EXERCISE DETAILS:
Please write out the listing exactly, leaving each picture out.

+ + + + + + +

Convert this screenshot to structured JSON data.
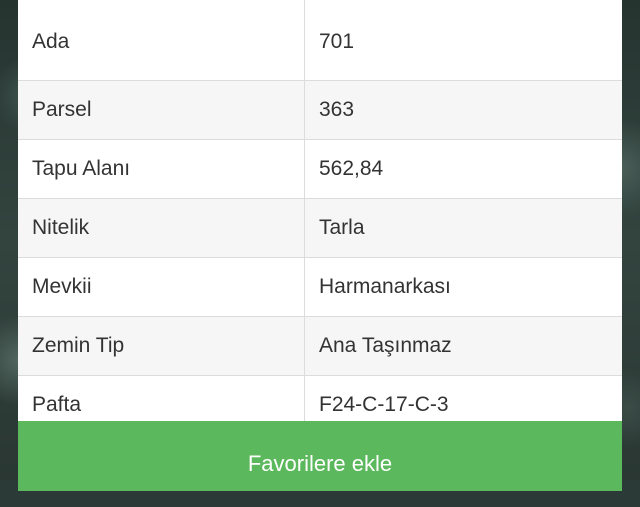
{
  "details": {
    "rows": [
      {
        "label": "Ada",
        "value": "701"
      },
      {
        "label": "Parsel",
        "value": "363"
      },
      {
        "label": "Tapu Alanı",
        "value": "562,84"
      },
      {
        "label": "Nitelik",
        "value": "Tarla"
      },
      {
        "label": "Mevkii",
        "value": "Harmanarkası"
      },
      {
        "label": "Zemin Tip",
        "value": "Ana Taşınmaz"
      },
      {
        "label": "Pafta",
        "value": "F24-C-17-C-3"
      }
    ]
  },
  "actions": {
    "favorite_label": "Favorilere ekle"
  },
  "colors": {
    "accent": "#5cb85c",
    "row_alt": "#f6f6f6",
    "border": "#dcdcdc",
    "text": "#333333"
  }
}
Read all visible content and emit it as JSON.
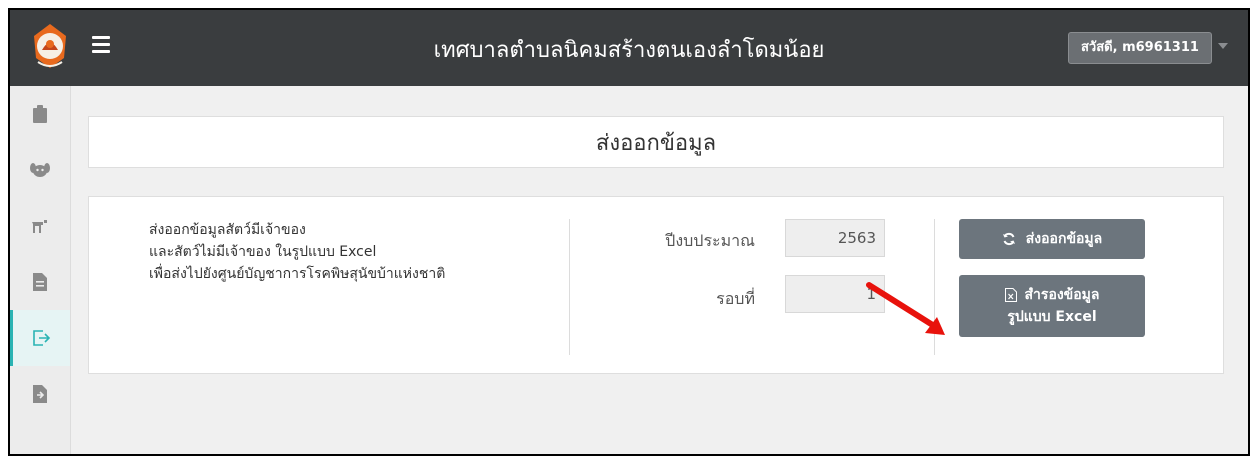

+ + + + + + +

RESULT FOR THIS TASK:
Convert this screenshot to structured JSON data.
{
  "details": {
    "rows": [
      {
        "label": "Ada",
        "value": "701"
      },
      {
        "label": "Parsel",
        "value": "363"
      },
      {
        "label": "Tapu Alanı",
        "value": "562,84"
      },
      {
        "label": "Nitelik",
        "value": "Tarla"
      },
      {
        "label": "Mevkii",
        "value": "Harmanarkası"
      },
      {
        "label": "Zemin Tip",
        "value": "Ana Taşınmaz"
      },
      {
        "label": "Pafta",
        "value": "F24-C-17-C-3"
      }
    ]
  },
  "actions": {
    "favorite_label": "Favorilere ekle"
  },
  "colors": {
    "accent": "#5cb85c",
    "row_alt": "#f6f6f6",
    "border": "#dcdcdc",
    "text": "#333333"
  }
}
Read all visible content and emit it as JSON.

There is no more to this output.